### Exercise
From the entries below, gather every line containing the string "keyword".

*** Exercise materials Section Begins ***

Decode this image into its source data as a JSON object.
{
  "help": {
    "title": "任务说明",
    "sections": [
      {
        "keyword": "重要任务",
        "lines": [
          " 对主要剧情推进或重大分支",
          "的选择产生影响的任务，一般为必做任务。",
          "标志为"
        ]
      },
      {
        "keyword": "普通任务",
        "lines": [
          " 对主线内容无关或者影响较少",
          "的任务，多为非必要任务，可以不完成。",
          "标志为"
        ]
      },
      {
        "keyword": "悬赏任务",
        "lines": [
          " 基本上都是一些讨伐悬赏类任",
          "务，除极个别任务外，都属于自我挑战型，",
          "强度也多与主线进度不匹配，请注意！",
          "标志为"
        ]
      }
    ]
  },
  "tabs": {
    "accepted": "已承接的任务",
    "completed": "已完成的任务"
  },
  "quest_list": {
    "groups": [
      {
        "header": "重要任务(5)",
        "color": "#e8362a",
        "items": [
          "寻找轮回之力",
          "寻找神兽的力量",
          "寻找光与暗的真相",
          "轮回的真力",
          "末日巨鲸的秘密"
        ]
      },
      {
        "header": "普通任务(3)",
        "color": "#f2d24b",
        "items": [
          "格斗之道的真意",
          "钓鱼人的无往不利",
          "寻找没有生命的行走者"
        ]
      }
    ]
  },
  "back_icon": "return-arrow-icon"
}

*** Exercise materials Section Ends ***

### Written answer
        "keyword": "重要任务",
        "keyword": "普通任务",
        "keyword": "悬赏任务",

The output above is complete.